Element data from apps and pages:
▬▬▬▬▬▬▬▬▬▬
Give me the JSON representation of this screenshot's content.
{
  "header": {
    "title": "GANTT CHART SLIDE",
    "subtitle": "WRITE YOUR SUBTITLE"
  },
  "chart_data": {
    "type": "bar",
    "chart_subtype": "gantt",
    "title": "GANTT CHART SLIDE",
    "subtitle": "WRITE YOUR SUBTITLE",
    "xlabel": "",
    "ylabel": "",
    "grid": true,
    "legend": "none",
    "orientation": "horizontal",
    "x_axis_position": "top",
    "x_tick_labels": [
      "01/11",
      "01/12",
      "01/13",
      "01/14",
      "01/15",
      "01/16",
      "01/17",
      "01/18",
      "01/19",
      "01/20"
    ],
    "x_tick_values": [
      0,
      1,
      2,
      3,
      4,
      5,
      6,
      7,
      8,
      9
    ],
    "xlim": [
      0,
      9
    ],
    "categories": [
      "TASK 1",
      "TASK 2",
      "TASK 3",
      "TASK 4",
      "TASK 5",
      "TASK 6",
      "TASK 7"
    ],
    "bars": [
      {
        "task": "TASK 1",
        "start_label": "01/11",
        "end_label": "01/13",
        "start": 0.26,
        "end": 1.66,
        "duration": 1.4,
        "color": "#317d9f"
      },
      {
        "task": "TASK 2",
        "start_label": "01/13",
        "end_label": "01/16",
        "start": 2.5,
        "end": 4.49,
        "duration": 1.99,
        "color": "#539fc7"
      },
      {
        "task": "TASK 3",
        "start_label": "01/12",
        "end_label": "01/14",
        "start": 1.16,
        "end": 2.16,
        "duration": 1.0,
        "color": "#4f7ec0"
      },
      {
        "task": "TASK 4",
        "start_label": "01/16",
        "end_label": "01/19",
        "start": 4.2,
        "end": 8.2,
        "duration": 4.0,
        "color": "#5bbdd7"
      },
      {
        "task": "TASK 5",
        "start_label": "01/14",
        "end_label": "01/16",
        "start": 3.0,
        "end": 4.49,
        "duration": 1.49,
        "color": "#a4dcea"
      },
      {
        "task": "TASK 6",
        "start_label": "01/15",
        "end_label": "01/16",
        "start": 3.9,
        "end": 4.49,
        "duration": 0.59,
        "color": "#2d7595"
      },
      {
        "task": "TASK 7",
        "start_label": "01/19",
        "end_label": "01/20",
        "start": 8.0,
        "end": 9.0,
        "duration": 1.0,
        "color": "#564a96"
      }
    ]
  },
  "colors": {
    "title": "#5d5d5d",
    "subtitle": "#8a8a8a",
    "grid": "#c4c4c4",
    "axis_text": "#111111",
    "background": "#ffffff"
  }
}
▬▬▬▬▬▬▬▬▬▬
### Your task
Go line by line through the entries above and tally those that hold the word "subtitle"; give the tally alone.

### Expected output
3